The BCSSS Research Group on “Emergent systems, information and society” calls for papers and participation in three sections of the International Society for Information Studies Summit that will take place in Gothenburg from 12 to 16 June 2017. That Summit is the follow-up conference of the one that was held with the support of the Center in Vienna in 2015.
- One workshop is on the topic: Transhumanism – the proper guide to a posthuman condition or a dangerous idea?
- A second workshop will discuss: Digital Netizens at the crossroads of sharing and privatising
- And a panel is set up to deliberate on: Possibility and Actuality: Towards a Manifesto on Evolutionary Systems
The first workshop will discuss pros and cons of ideas that favour the enhancement of the intellectual and physical capabilities of human beings beyond their current organismic limits. Transhumanism as well as post-humanism form a strong movement, in particular, in the United States. But many assumptions shared by representatives of that movement underlie current technological developments. The workshop is organised by the research group and the Forum Computer Professionals for Peace and Social Responsibility (FIfF), Germany.
The second workshop asks whether or not the original dreams of a global netizenship have come true. A great variety of aspects is on the agenda, among them the actual question of bubbles and rational vs. irrational discourse on social media.
Thirdly, the panel deals with foundational stuff. It is devoted to contribute to clarifications of how matter and information can be conceptualised in the perspective of evolutionary systems (going back to Ludwig von Bertalanffy’s General System Theory). Both the workshop on netizens and the panel on evolutionary systems are organised in conjunction with the Institut für Design Science München.
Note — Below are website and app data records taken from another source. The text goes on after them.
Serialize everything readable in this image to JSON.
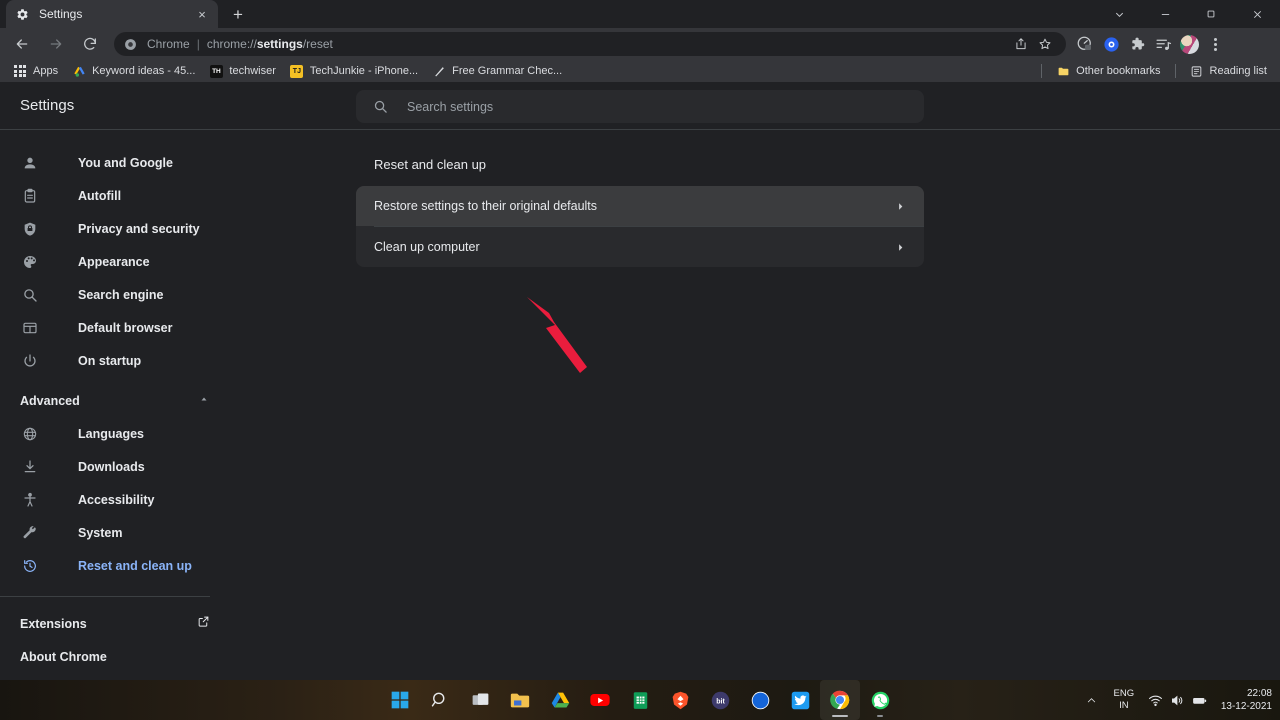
{
  "window": {
    "tab": {
      "title": "Settings",
      "favicon": "gear-icon",
      "close": "×"
    },
    "new_tab": "+",
    "controls": {
      "tab_search": "tab-search-icon",
      "minimize": "minimize-icon",
      "maximize": "maximize-icon",
      "close": "close-icon"
    }
  },
  "toolbar": {
    "back": "back-icon",
    "forward": "forward-icon",
    "reload": "reload-icon",
    "omnibox": {
      "security_icon": "chrome-page-icon",
      "scheme_label": "Chrome",
      "separator": "|",
      "url_prefix": "chrome://",
      "url_bold": "settings",
      "url_suffix": "/reset",
      "share_icon": "share-icon",
      "bookmark_icon": "star-icon"
    },
    "actions": [
      {
        "name": "speedometer-extension-icon"
      },
      {
        "name": "blue-circle-extension-icon"
      },
      {
        "name": "puzzle-extensions-icon"
      },
      {
        "name": "reading-list-icon"
      },
      {
        "name": "profile-avatar"
      },
      {
        "name": "chrome-menu-icon"
      }
    ]
  },
  "bookmarks_bar": {
    "apps_label": "Apps",
    "items": [
      {
        "label": "Keyword ideas - 45...",
        "icon": "google-ads-icon"
      },
      {
        "label": "techwiser",
        "icon": "techwiser-icon"
      },
      {
        "label": "TechJunkie - iPhone...",
        "icon": "techjunkie-icon"
      },
      {
        "label": "Free Grammar Chec...",
        "icon": "grammarly-icon"
      }
    ],
    "other_bookmarks": "Other bookmarks",
    "reading_list": "Reading list"
  },
  "settings": {
    "title": "Settings",
    "search": {
      "placeholder": "Search settings",
      "value": "",
      "icon": "search-icon"
    },
    "sidebar": {
      "items": [
        {
          "label": "You and Google",
          "icon": "person-icon",
          "active": false
        },
        {
          "label": "Autofill",
          "icon": "clipboard-icon",
          "active": false
        },
        {
          "label": "Privacy and security",
          "icon": "shield-icon",
          "active": false
        },
        {
          "label": "Appearance",
          "icon": "palette-icon",
          "active": false
        },
        {
          "label": "Search engine",
          "icon": "search-icon",
          "active": false
        },
        {
          "label": "Default browser",
          "icon": "browser-window-icon",
          "active": false
        },
        {
          "label": "On startup",
          "icon": "power-icon",
          "active": false
        }
      ],
      "advanced": {
        "label": "Advanced",
        "chevron": "chevron-up-icon",
        "expanded": true
      },
      "advanced_items": [
        {
          "label": "Languages",
          "icon": "globe-icon",
          "active": false
        },
        {
          "label": "Downloads",
          "icon": "download-icon",
          "active": false
        },
        {
          "label": "Accessibility",
          "icon": "accessibility-icon",
          "active": false
        },
        {
          "label": "System",
          "icon": "wrench-icon",
          "active": false
        },
        {
          "label": "Reset and clean up",
          "icon": "history-restore-icon",
          "active": true
        }
      ],
      "footer_items": [
        {
          "label": "Extensions",
          "external": true
        },
        {
          "label": "About Chrome",
          "external": false
        }
      ]
    },
    "main": {
      "section_title": "Reset and clean up",
      "rows": [
        {
          "label": "Restore settings to their original defaults",
          "arrow": "chevron-right-icon",
          "hovered": true
        },
        {
          "label": "Clean up computer",
          "arrow": "chevron-right-icon",
          "hovered": false
        }
      ]
    }
  },
  "annotation": {
    "type": "arrow",
    "color": "#EA1D3D",
    "points_to": "Restore settings to their original defaults"
  },
  "taskbar": {
    "items": [
      {
        "name": "start-button",
        "icon": "windows-logo-icon"
      },
      {
        "name": "search-button",
        "icon": "search-icon"
      },
      {
        "name": "task-view-button",
        "icon": "task-view-icon"
      },
      {
        "name": "file-explorer",
        "icon": "folder-icon"
      },
      {
        "name": "google-drive",
        "icon": "drive-icon"
      },
      {
        "name": "youtube",
        "icon": "youtube-icon"
      },
      {
        "name": "google-sheets",
        "icon": "sheets-icon"
      },
      {
        "name": "brave-browser",
        "icon": "brave-icon"
      },
      {
        "name": "bitly",
        "icon": "bitly-icon",
        "text": "bit"
      },
      {
        "name": "blue-app",
        "icon": "blue-circle-icon"
      },
      {
        "name": "twitter",
        "icon": "twitter-icon"
      },
      {
        "name": "google-chrome",
        "icon": "chrome-icon",
        "active": true
      },
      {
        "name": "whatsapp",
        "icon": "whatsapp-icon",
        "running": true
      }
    ],
    "tray": {
      "overflow": "chevron-up-icon",
      "language_line1": "ENG",
      "language_line2": "IN",
      "wifi": "wifi-icon",
      "volume": "volume-icon",
      "battery": "battery-icon",
      "time": "22:08",
      "date": "13-12-2021"
    }
  },
  "colors": {
    "accent": "#8ab4f8",
    "page_bg": "#202124",
    "card_bg": "#292a2d",
    "toolbar_bg": "#35363a",
    "annotation_red": "#EA1D3D"
  }
}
Abstracts of 1 to 2 pages for the two workshops are due before 1 March 2017. See here. Requests concerning the panel can be addressed directly to Rainer E. Zimmermann or Wolfgang Hofkirchner. All sections are open to any public.